Some quick fix diets make the claim that exercise isn’t necessary to lose weight. While this is true, exercise is an important part of any nutrition or weight loss program that aims to create sustainable healthy living. Encouraging people to drastically cut calories without exercising is setting them up for long term failure when it comes to maintaining a healthy weight.

Why The Weight Comes Back

The research is clear- quick fix diets don’t work for long term weight loss for a number of biological reasons. When calorie restriction is taken to extreme lows, it’s also possible that muscle tissue may be burned by the body and used for fuel. The higher the amount of muscle a person’s body has, the more calories they burn at rest. When muscle tissue is lost, it causes a lessening of caloric burn. This, paired with the fact that periods of extreme restriction can cause the body to lower its metabolism, can result in trouble losing weight long after the dieter has given up on the quick fix.

While biology plays a huge role in why quick fixes fail, psychological factors are also at play. When a person subscribes to a hard and fast quick fix weight loss plan, they’re committing to something that is not sustainable long term. They’re often able to keep up with the strict rules of the diet or cleanse for a short time, but no real lifestyle changes are made. This means that the same issues that made them overweight in the first place are still in place. These factors, paired with the loss of motivation due to being unable to maintain the strict rules of a tough dietary plan, set people up to gain back their initial weight loss– and then some.

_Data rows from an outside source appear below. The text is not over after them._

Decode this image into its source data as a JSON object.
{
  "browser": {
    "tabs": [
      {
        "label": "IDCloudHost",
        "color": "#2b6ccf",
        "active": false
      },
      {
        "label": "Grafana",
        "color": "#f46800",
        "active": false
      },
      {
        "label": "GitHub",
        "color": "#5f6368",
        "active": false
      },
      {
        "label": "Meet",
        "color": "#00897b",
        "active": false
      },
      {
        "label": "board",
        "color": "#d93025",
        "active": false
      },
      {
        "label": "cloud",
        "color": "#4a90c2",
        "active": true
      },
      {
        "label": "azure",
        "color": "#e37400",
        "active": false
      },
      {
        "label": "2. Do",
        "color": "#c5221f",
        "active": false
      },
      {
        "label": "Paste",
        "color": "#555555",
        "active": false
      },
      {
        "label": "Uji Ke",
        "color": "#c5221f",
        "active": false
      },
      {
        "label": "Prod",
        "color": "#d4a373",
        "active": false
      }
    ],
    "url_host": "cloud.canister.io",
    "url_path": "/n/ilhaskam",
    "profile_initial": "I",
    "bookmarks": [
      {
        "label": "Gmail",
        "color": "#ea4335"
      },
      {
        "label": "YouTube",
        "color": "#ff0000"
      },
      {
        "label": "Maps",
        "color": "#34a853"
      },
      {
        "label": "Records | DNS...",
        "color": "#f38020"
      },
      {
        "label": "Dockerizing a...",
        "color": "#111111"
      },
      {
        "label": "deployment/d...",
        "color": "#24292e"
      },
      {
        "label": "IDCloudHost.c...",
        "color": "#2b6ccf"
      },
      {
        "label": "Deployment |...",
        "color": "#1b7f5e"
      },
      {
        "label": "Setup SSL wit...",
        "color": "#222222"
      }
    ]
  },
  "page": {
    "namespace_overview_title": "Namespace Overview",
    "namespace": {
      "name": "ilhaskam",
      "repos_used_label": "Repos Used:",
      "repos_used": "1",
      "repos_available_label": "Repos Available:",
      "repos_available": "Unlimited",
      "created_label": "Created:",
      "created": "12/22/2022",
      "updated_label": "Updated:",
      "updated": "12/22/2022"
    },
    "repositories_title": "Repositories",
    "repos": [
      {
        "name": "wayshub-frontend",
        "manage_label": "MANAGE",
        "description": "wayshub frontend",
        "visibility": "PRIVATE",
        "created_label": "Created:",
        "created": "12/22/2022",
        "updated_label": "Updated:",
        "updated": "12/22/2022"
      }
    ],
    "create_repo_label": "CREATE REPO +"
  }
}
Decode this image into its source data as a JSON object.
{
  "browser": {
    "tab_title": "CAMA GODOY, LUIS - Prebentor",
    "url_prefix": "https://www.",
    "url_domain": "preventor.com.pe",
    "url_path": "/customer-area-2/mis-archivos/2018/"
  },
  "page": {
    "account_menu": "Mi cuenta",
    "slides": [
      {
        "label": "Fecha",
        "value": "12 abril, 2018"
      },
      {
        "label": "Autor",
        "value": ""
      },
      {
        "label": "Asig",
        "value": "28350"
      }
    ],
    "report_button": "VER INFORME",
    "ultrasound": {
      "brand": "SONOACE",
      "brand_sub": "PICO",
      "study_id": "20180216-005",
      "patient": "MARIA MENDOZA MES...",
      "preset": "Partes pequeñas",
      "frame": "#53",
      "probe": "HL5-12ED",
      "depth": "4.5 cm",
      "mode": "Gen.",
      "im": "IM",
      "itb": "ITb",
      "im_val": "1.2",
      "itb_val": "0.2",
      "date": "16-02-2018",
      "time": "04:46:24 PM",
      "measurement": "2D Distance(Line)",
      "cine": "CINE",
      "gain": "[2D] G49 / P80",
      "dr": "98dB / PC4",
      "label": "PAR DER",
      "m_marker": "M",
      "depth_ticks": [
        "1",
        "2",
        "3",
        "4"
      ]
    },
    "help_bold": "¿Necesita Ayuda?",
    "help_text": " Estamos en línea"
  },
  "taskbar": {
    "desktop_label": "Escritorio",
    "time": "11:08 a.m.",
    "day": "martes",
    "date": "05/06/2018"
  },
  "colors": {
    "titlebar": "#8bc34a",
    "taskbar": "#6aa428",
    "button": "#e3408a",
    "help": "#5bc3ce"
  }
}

Research-Proven Sustainable Weight Loss Methods

Sustainable, long term weight loss is possible with a sustainable nutrition plan and a sensible exercise program. Lori Noble, a physician at Penn Medicine at the University of Pennsylvania, encourages people to think about weight loss the same way you’d think about paying off a credit card or a student loan. “Think about weight loss like you think about debt,” Noble says, “When you’re paying off debt, you don’t pay everything at once. You do it in increments. It’s the same for weight loss.” This slow and steady approach has been proven to work time and again, not only for weight loss, but for lasting health.

Looking for someone to help with your nutritional and health goals? Find a nutritionist/dietitian, or health coach near me.

Sources


  1. https://www.huffingtonpost.com.au/2017/11/05/do-carbs-make-you-retain-water_a_23265193/
  2. https://www.nebraskamed.com/weight-loss/why-summer-crash-diets-dont-work
  3. https://www.pennmedicine.org/updates/blogs/health-and-wellness/2018/june/crash-diets-and-weight-loss
  4. https://www.shape.com/celebrities/celebrity-photos/detox-and-cleanse-diets-should-you-try-these-popular-celeb-diets?slide=e344e694-0ecb-4957-abd1-6a6f07eef2a3#e344e694-0ecb-4957-abd1-6a6f07eef2a3